Problem statement: Please copy out every line of the listing below in which the word "按照合同约定内容办理" appears.

Record set:
#####

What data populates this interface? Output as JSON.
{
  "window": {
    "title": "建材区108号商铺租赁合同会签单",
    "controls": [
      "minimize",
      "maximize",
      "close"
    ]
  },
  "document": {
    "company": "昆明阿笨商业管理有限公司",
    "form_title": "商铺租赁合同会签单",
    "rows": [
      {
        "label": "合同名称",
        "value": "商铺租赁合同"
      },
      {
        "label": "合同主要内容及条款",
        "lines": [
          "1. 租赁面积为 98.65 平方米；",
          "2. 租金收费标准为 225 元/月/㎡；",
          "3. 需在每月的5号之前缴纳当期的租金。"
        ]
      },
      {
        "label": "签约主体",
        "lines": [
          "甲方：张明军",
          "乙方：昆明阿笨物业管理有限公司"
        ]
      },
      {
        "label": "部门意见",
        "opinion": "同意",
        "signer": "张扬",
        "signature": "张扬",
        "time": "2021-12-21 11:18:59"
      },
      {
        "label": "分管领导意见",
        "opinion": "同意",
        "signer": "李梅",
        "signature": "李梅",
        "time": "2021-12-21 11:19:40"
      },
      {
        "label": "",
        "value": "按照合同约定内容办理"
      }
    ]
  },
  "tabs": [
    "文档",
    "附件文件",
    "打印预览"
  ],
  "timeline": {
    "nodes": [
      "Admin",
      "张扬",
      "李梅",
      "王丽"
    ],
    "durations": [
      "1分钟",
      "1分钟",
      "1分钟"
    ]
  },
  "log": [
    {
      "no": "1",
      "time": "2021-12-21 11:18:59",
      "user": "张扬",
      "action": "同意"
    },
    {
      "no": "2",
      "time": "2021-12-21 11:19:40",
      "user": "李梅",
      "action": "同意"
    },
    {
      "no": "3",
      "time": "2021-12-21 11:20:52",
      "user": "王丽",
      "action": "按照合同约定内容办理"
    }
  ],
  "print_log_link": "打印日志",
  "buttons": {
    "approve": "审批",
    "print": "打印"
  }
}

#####

Output for this task:
        "value": "按照合同约定内容办理"
      "action": "按照合同约定内容办理"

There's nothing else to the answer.